Human teeth were glued by the method described in Example 8, using an adhesive of 4.5 gm of methyl methacrylate, 0.5 gm of hydroxyethyl methacrylic acid, 4 gm of polymethyl methyacrylate and 0.3 gm of 9-borabicyclo-(3,3,1)-nonane, and the following tensile strengths were determined after 24 hours:
(a) in the air, (b) in water at 37° C.
(a) 8.3 N/mm2, (b) 5.1 N/mm2.
The adhesive mixture of Example 7 was used to glue human teeth as described in Example 8, and the following tensile strengths were determined after 24 hours:
(a) in the air, (b) in water at 37° C.
(a) 5.1 N/mm2, (b) 5.1 N/mm2.
As described in Example 1, an adhesive mixture was prepared from 40 gm of methyl methacrylate, 10 gm of ethylene glycol dimethacrylate, 10 gm of bis-2-methacryloxyethyl phosphate, 50 gm of polymethyl methacrylate and 1.8 gm of 9-borabicyclo-(3,3,1)-nonane, and human teeth were glued analogous to Example 8. The following tensile strengths were determined after 24 hours:
(a) in the air, (b) in water at 37° C.
(a) 10.3 N/mm2, (b) 11.3 N/mm2.
Degreased, tissue-free Kompacta pieces (from the outer layer of a long bone from the calf) measuring 6×0.8×0.6 cm (Kieler bone chip) were glued without further pretreatment on the 0.6×0.8 cm surfaces applying slight pressure and using the adhesive from Example 11. Hardening was performed: (a) in the air, (b) in water at 37° C..
The tearing was carried out after 24 hours. The recorded tensile strengths are averages of six measurements each: (a) 11 N/mm2, (b) 10.5 N/mm2.
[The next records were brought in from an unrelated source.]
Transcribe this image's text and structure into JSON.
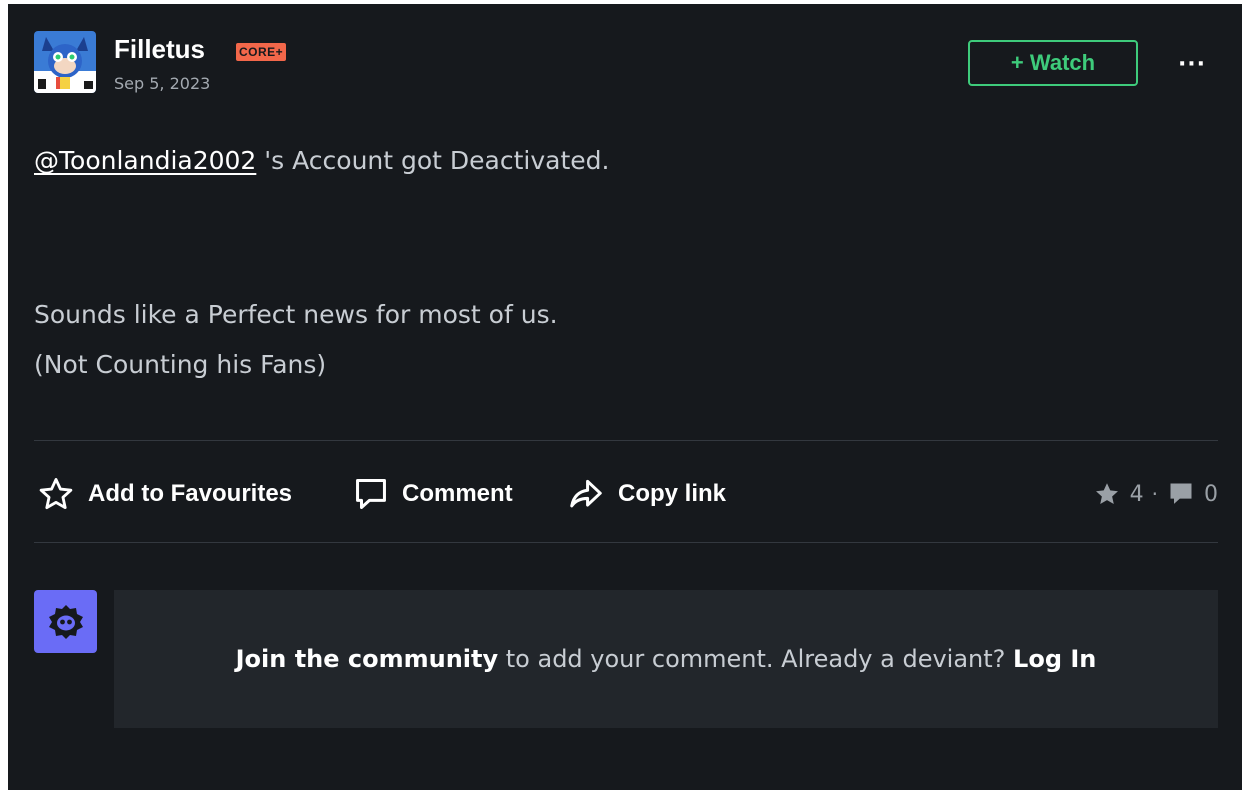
{
  "post": {
    "author": "Filletus",
    "badge": "CORE+",
    "date": "Sep 5, 2023",
    "watch_label": "+ Watch",
    "more_label": "···",
    "mention": "@Toonlandia2002",
    "line1_rest": " 's Account got Deactivated.",
    "line2": "Sounds like a Perfect news for most of us.",
    "line3": "(Not Counting his Fans)"
  },
  "actions": {
    "favourite_label": "Add to Favourites",
    "comment_label": "Comment",
    "copy_label": "Copy link"
  },
  "stats": {
    "favourites": "4",
    "separator": "·",
    "comments": "0"
  },
  "join": {
    "join_link": "Join the community",
    "middle": " to add your comment. Already a deviant? ",
    "login_link": "Log In"
  },
  "icons": {
    "avatar": "cartoon-cat-avatar",
    "guest": "deviant-guest-icon",
    "favourite": "star-outline-icon",
    "comment": "speech-bubble-icon",
    "copy": "share-arrow-icon",
    "stat_fav": "star-filled-icon",
    "stat_comment": "comment-filled-icon"
  },
  "colors": {
    "background": "#16191d",
    "accent_green": "#3ecb7b",
    "badge": "#f2674a",
    "guest_avatar": "#6a6cf6"
  }
}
The preceding specific embodiments are illustrative of the practice of the invention. It is to be understood, however, that other expedients known to those skilled in the art or disclosed herein, may be employed without departing from the spirit of the invention or the scope of the appended claims.